Global malware scam is still imminent
Computers around the UK are still under threat from two insidious pieces of malware called GameOver Zeus and CryptoLocker, warns the National Crime Agency (NCA).
Both pieces of software work together to steal personal information and money from computer users and disrupt their computers.
The NCA temporarily disabled the network that operates the scam, but warns it could be as little as two weeks before hackers get it up and running again, so you should take action to avoid the problem right away (see below).
What are GameOver Zeus and CryptoLocker?
GameOver Zeus (also known as P2PzeuS) infects computers with credential stealing malware after users open ‘phising’ emails on their PCs. Criminals carefully craft phising emails to look like they come credible sources, but phising emails aim to install malicious software or malware onto the user’s computer to steal their passwords, financial or sensitive information.
GameOver Zeus seeks out financial, banking and valuable personal information on the user’s computer. It uses the banking and financial information to get access to the user’s bank or savings accounts, to fraudulently transfer money out of them. It uses their personal data to sell onto other criminals who use it to steal their identities. GameOver Zeus is a more modern variant of the old “Trojan Bug” and is believed to have infected over a million computers across the world.

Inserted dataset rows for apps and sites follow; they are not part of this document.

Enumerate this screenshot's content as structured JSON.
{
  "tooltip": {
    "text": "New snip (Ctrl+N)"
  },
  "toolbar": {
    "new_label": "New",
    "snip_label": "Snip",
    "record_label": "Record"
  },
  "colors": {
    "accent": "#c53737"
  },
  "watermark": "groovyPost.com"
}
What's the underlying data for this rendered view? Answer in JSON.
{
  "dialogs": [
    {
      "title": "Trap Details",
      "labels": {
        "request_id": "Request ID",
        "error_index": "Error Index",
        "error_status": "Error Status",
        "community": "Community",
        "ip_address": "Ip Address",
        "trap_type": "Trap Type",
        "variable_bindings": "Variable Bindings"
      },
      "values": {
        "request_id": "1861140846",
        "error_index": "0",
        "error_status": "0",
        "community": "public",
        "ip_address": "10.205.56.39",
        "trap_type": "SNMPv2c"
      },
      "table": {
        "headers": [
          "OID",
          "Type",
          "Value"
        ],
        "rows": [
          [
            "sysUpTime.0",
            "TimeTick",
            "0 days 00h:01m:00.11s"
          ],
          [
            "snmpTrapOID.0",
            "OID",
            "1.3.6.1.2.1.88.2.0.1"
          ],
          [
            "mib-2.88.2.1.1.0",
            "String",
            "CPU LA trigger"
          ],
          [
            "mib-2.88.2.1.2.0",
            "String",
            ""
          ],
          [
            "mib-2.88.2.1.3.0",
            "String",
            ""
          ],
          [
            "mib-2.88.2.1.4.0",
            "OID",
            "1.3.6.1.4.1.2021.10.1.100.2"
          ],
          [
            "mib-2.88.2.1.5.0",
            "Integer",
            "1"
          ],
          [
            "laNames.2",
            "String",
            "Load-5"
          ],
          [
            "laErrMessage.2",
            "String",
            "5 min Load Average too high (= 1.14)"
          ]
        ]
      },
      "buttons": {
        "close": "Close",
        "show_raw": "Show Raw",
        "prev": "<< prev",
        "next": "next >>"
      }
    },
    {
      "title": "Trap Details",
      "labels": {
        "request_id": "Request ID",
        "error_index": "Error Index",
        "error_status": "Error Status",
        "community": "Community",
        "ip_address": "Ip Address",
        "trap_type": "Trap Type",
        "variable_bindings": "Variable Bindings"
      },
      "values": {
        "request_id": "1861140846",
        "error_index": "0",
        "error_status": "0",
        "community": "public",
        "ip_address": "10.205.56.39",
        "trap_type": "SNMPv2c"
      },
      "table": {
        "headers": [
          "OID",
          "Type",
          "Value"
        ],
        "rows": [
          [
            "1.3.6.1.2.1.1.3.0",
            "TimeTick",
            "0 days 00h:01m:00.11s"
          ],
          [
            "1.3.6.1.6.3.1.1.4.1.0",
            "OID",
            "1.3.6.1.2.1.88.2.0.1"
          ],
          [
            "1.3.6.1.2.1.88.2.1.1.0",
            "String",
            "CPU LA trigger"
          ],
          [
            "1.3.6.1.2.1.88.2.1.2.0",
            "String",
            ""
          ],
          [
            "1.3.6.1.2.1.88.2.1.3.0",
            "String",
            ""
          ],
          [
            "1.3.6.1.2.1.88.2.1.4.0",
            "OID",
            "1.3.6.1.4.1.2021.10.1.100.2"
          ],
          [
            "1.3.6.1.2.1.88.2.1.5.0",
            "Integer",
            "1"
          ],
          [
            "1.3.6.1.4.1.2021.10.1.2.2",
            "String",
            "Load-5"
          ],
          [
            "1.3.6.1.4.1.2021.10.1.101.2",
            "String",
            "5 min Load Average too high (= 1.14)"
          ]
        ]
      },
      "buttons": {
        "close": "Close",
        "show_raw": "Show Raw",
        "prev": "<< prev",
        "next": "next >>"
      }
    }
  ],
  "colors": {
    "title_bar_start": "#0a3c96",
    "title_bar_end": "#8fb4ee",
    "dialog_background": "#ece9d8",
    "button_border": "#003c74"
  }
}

If GameOver Zeus doesn’t find any financial, banking or valuable personal information on a computer, then CryptoLocker becomes active and begins encrypting files, effectively “locking” the user out of them. Once locked, criminals demand a fee or a “ransom” from users to unlock the files so users can access them again. You may hear CryptoLocker sometimes referred to as “ransomware” for this reason.
Who is responsible?
This latest attack has been attributed to Eugeniy Bogachev, a Russian cybercriminal, who now tops the Federal Bureau of Investigation’s most wanted list.
Who is affected?
Both pieces of malware target PC users using computers operating Microsoft Windows or businesses operating servers that run Microsoft Windows software. They don’t affect Mac users, unless they are running Windows as a virtual machine on their macs, in which case Mac users also need to take action to avoid the problem.
So if your computer starts working slowly, the cursor moves erratically, text chat windows appear unexpectedly, or money is transferred out of your bank account for no good reason, then your machine may have been infected.
What can you do if you think you’ve been infected?
You can check your computer for infection by downloading and using the Microsoft security scanner from here.
If it has been infected you can reomove it by downloading and using the Microsoft malware removal tool from here.
Once your computer is clean, you can avoid getting re-infected by following the advice below or get more advice about malware and ransomeware infection and protection from cert.gov.uk.
What can you do to avoid infection?
You should update both your antivirus software and operating system software immediately, along with updates to all your applications. Keeping these up-to-date will make it less likely you will suffer infections of these types.
You also need to think twice before opening any email or instant message (IM), particularly unsolicited ones from sources you don’t know. Phising emails or instant messages often appear to come from people or sources that you know and trust, so even if you think you know and trust the source, satisfy yourself that the email or IM really is genuine before opening it. And if an email contains any .exe or zip files, never open them unless you know what they are, and were expecting to be sent them from trusted sources.
You should also never open an email or instant message that says “Look at these pictures of you someone has posted online” or has some shock news about a celebrity in them, these are highly likely to be phising attacks.
If you are confident your computer isn’t infected, back up your files to a storage medium you can disconnect, so you can protect them from future infection.
Only download software and click on links from sources or on websites that you know and trust, always think twice if you get “free” offer emails and instant messages for software, games, music or videos, these are often used to hide malware.